- The scammer may claim to have personally paid some of the fee in order to build up your trust.
What to do if you think you may have been scammed?
- Cease all communications with the scammer immediately. Delete any emails unopened and hang up if the scammer calls you.
- Report the scam to your local police and to the Internet Crime Complaint Center here if you are in the US. Unfortunately there is little chance that the scammer can be arrested, as he is probably overseas and certainly using false details. However, the more scams are reported, the more the authorities can tell how widespread it is, and the greater the effort that goes into stopping it.
- If you have given the scammer your bank account, credit card or other financial details, notify your bank, card company or other provider immediately, and ask them to change your accounts and card numbers.
- Do not accept any deliveries that are from the scammer or that you are not expecting. If you receive a check or money order, mark it "FAKE" and take it to local police.
- Do not panic. While scammers are criminals and some of them are dangerous, the risks are negligible if you simply stop communicating with them. Scammers may try to threaten you to frighten you into complying but such threats are meaningless. Scammers do not waste their time on victims who refuse to give them money. If you are in any doubt about your safety, report your concerns to your local police, who will be able to advise you.
- Don't expect to get your money back. Anyone who tells you they can get your money back for a fee is a scammer. Please see our section on money recovery scams for more information.
- Spread the word. We know it's very uncomfortable to admit that you were scammed, but if you fell for it, so will others. Talking about it may be hard, but the more you help educate your friends and family about scams, the less opportunities there are for scammers to defraud others
- Ask here for help and advice. It's what we are here for.

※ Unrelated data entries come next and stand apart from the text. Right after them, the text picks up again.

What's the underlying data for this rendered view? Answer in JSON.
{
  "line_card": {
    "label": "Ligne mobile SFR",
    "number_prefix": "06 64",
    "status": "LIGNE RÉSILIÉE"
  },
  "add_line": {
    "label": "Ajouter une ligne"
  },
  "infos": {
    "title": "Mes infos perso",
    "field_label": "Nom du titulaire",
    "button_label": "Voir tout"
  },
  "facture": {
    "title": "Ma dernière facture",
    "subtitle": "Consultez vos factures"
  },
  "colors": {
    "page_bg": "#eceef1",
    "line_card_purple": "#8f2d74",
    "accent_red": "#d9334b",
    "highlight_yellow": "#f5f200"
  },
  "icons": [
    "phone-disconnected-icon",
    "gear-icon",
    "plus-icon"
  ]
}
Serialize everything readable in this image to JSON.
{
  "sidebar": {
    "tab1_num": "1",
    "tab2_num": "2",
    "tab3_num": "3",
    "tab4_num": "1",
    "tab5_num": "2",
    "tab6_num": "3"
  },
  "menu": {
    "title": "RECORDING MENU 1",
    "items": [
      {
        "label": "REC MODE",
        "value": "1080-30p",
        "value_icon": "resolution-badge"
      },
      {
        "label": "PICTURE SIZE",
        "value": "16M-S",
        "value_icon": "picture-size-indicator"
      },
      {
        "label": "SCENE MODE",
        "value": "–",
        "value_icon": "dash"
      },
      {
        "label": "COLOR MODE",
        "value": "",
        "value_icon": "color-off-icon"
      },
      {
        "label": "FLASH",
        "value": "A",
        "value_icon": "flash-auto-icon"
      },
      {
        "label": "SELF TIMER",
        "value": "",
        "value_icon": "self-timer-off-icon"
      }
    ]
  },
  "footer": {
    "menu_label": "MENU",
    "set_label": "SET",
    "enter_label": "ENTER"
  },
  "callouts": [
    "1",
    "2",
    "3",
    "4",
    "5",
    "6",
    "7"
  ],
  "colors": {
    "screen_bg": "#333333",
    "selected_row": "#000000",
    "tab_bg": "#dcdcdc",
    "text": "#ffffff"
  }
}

- FBI information on internet fraud
- Internet Crime Complaint Centre (IC3) index of scams, prevention tips, and how to file a complaint.
- UK Dept of Trade & Industry information
- Metropolitan Police (London, UK) Fraud Alert front page, information about how to report and what to include and their contact page.
- Economic and Financial Crimes Commission in Nigeria
- Central Bank of Nigeria forum Includes lots of discussion about frauds.
- 419Eater FAQs about advance fee fraud
- Craigslist information about scams
- Joewein scams FAQs
- Nigeria419 coalition information